[Opening RECORDS FOR THE EXERCISE section]

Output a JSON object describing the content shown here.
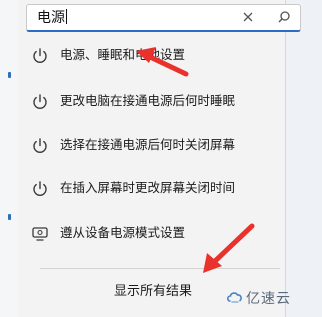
{
  "search": {
    "query": "电源"
  },
  "results": [
    {
      "label": "电源、睡眠和电池设置",
      "icon": "power-icon"
    },
    {
      "label": "更改电脑在接通电源后何时睡眠",
      "icon": "power-icon"
    },
    {
      "label": "选择在接通电源后何时关闭屏幕",
      "icon": "power-icon"
    },
    {
      "label": "在插入屏幕时更改屏幕关闭时间",
      "icon": "power-icon"
    },
    {
      "label": "遵从设备电源模式设置",
      "icon": "device-power-icon"
    }
  ],
  "footer": {
    "show_all": "显示所有结果"
  },
  "watermark": {
    "text": "亿速云"
  },
  "colors": {
    "accent": "#2a6cc7",
    "arrow": "#e8322b",
    "icon": "#3a3a3a"
  }
}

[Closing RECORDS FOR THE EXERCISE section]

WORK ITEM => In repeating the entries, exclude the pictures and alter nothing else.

RESULT OF THE TASK =>
Output a JSON object describing the content shown here.
{
  "search": {
    "query": "电源"
  },
  "results": [
    {
      "label": "电源、睡眠和电池设置",
      "icon": "power-icon"
    },
    {
      "label": "更改电脑在接通电源后何时睡眠",
      "icon": "power-icon"
    },
    {
      "label": "选择在接通电源后何时关闭屏幕",
      "icon": "power-icon"
    },
    {
      "label": "在插入屏幕时更改屏幕关闭时间",
      "icon": "power-icon"
    },
    {
      "label": "遵从设备电源模式设置",
      "icon": "device-power-icon"
    }
  ],
  "footer": {
    "show_all": "显示所有结果"
  },
  "watermark": {
    "text": "亿速云"
  },
  "colors": {
    "accent": "#2a6cc7",
    "arrow": "#e8322b",
    "icon": "#3a3a3a"
  }
}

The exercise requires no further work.